RESEARCHING FIBRES IN THE MICROSCOPE!
Now it is time to research the fibres used during the paper making process in the different papers of ‘Effort and Ideals’ lithograph prints.
There are several methods to identify fibres such as the staining technique. The most common is Hertzberg’s Reagent which is used for paper fibres are based on iodine and zinc chloride. This type of stain is formulated to dye different groups of fibres differing colours. However, there are many disadvantages using this system because the specific colours stated for particular fibres are difficult to reproduce.
So, in this case we decided to take some samples of fibres of the prints and identify them under the polarising microscope.
In the first image, we are taking a small sample of fibres from one of the prints. We are using an invasive and destructive technique for that reason we have to be extremely careful taking the sample. Just shaving a little bit the very bottom edge we will be able to get enough fibres to analyse in the microscope.
In the third picture we are leaving the fibre sample on the microscope slide. After that, we will cover the sample with a cover slip and sealing with Meltmount (is a thermoplastic: it is fluid when heated and functionally a solid at room temperature; the appearance of the prepared slide will remain unchanged after the slide is returned to room temperature).
Once the sample is ready, we will work with it in the microscope. We took photos applying different magnifications.
In the fifth image, you can observe a detail of a linen fibre through the microscope. The term ‘linen’ covers a wide variety of material described as flax or linen.
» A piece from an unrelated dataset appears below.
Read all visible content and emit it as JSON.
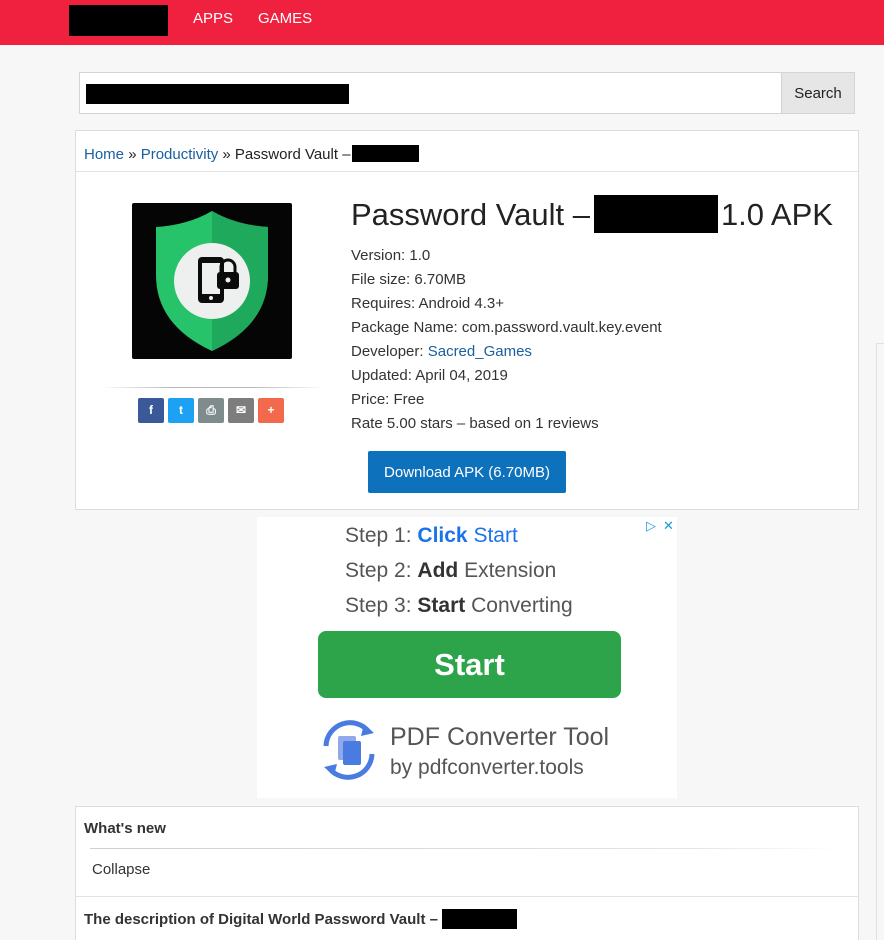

In both Europe and China flax has been used as a textile material since at least 4,500 BC.
The raw material after cutting and removing the seed head is retted in still or slow running water to slow process of bacterial decomposition. In some areas the process is carried out in a damp atmosphere only.
Linen is a bast fiber. Flax fibers vary in length from about 25 to 150 mm (1 to 6 in) and average 12-16 micrometers in diameter. Flax fibers can usually be identified by their “nodes” which add to the flexibility and texture of the fabric.
Other samples taken from the thinner prints revealed cotton as a main material. So in both cases we are talking about good quality paper fibres.